Students of the age of 30 and older are not eligible for the German Statutory Health Insurance for Students. They should either bring sufficient health insurance cover from home or take out a private health insurance in Germany.

More information about the health insurance system in Germany can be found, for example, here.

Liability Insurance

We expect all our students to take out a personal liability insurance policy (Haftpflichtversicherung). This policy covers any accidental damage you might cause to property and other persons. Accidents can easily result in high costs (e.g. if you cause a car or bicycle accident). Without personal liability cover you alone are responsible for any damages and all resulting costs. Before you come to Germany, check whether you have an international personal liability insurance policy. If you do have one, bring appropriate proof to your enrolment. If not you can find a policy in Germany from about 7 € a month.

go to Top


Halls of Residence

The ITIS universities have different halls of residence and most of them are situated in the direct surroundings of the university campuses. There are various kinds of fully or partly furnished accommodation available. The choice ranges from single study bedrooms with washbasins, shared bathroom and kitchen facilities to single and shared apartments. All student residencies have common rooms, laundry and telephone facilities. Most bedrooms have direct Internet access. Generally, the halls of residence are mixed, but certain halls also provide single sex accommodation. For students with disabilities, there are some specially adapted apartments available.

Details on the halls of residences and room furnishings can be found on the respective Studentenwerk’s (student welfare services) Web site.

VERY IMPORTANT: Due to the fact that there is ALWAYS (!!!) a long waiting list for the student halls, it is recommended to contact the "Studentenwerk" as soon as you received the first notification of acceptance for ITIS by email.

Private Accommodation

A high percentage of students live in privately rented accommodation, most of them in shared apartments (Wohngemeinschaften or WG). There is a large number of private accommodation for rent and the offers range from rooms in shared apartments to single apartments and larger flats. Accommodation in the private sector is often not furnished and is priced from 200 € to 300 € per room in a shared apartment and 260 € to 400 € for a single apartment, including bills.

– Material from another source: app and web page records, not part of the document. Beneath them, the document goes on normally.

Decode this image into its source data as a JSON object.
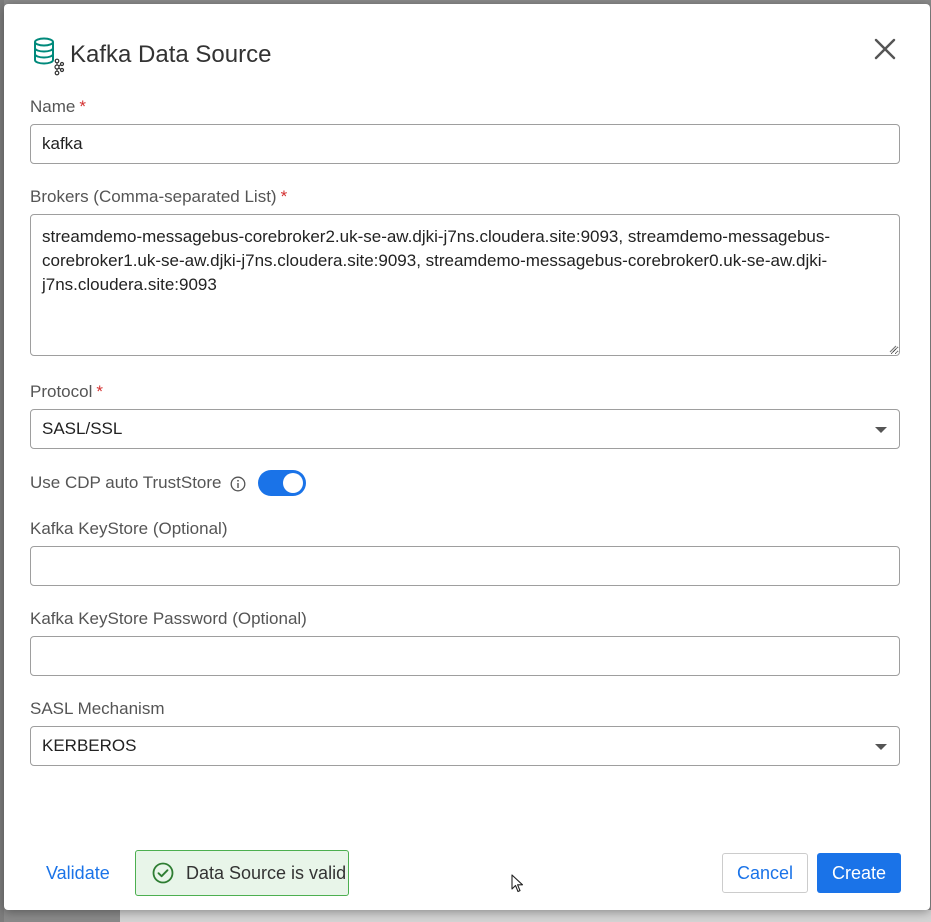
{
  "dialog": {
    "title": "Kafka Data Source",
    "icon": "database-kafka-icon",
    "accent_color": "#00897b"
  },
  "fields": {
    "name": {
      "label": "Name",
      "required_mark": "*",
      "value": "kafka"
    },
    "brokers": {
      "label": "Brokers (Comma-separated List)",
      "required_mark": "*",
      "value": "streamdemo-messagebus-corebroker2.uk-se-aw.djki-j7ns.cloudera.site:9093, streamdemo-messagebus-corebroker1.uk-se-aw.djki-j7ns.cloudera.site:9093, streamdemo-messagebus-corebroker0.uk-se-aw.djki-j7ns.cloudera.site:9093"
    },
    "protocol": {
      "label": "Protocol",
      "required_mark": "*",
      "selected": "SASL/SSL"
    },
    "truststore": {
      "label": "Use CDP auto TrustStore",
      "enabled": true
    },
    "keystore": {
      "label": "Kafka KeyStore (Optional)",
      "value": ""
    },
    "keystore_password": {
      "label": "Kafka KeyStore Password (Optional)",
      "value": ""
    },
    "sasl_mechanism": {
      "label": "SASL Mechanism",
      "selected": "KERBEROS"
    }
  },
  "footer": {
    "validate_label": "Validate",
    "status_text": "Data Source is valid",
    "cancel_label": "Cancel",
    "create_label": "Create"
  },
  "colors": {
    "primary": "#1a73e8",
    "success_border": "#4caf50",
    "success_bg": "#e8f5e9",
    "required": "#d32f2f"
  }
}
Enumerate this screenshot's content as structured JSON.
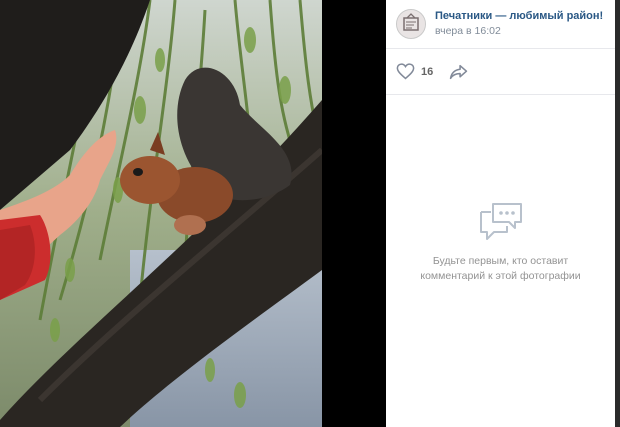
{
  "post": {
    "author": "Печатники — любимый район!",
    "date": "вчера в 16:02",
    "avatar_icon": "community-logo-icon"
  },
  "actions": {
    "likes_count": "16",
    "like_icon": "heart-icon",
    "share_icon": "share-arrow-icon"
  },
  "comments": {
    "empty_icon": "comments-bubble-icon",
    "empty_line1": "Будьте первым, кто оставит",
    "empty_line2": "комментарий к этой фотографии"
  },
  "colors": {
    "author_link": "#2a5885",
    "muted_text": "#818c99",
    "icon_gray": "#828a99",
    "background_dark": "#141414"
  }
}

You should aim to secure a flat roughly a month before courses begin to enable a relatively stress-free start to the academic year. The best way to look for private accommodation prior to beginning your studies is through the Internet.

Once in your ITIS city, offers of accommodation can also be found in local newspapers and on the information boards in the university refectories and on campus. Reading through the property advertisements you will find that they have their own system of abbreviations:

1 ZKB 1-Zimmer-Küche-Bad single room apartment with kitchen and bathroom
2-ZW 2-Zimmer-Wohnung two room flat
zzgl. NK zuzüglich Nebenkosten plus electricity, gas, water, heating, etc.
KM Kaltmiete heating, electricity, and water excluded
WM Warmmiete heating, electricity, and water included
KT Kaution refundable deposit
NR Nichtraucher non-smokers
WG Wohngemeinschaft

flat- or house-sharing

go to Top

Content provided by ITIS students


go to Top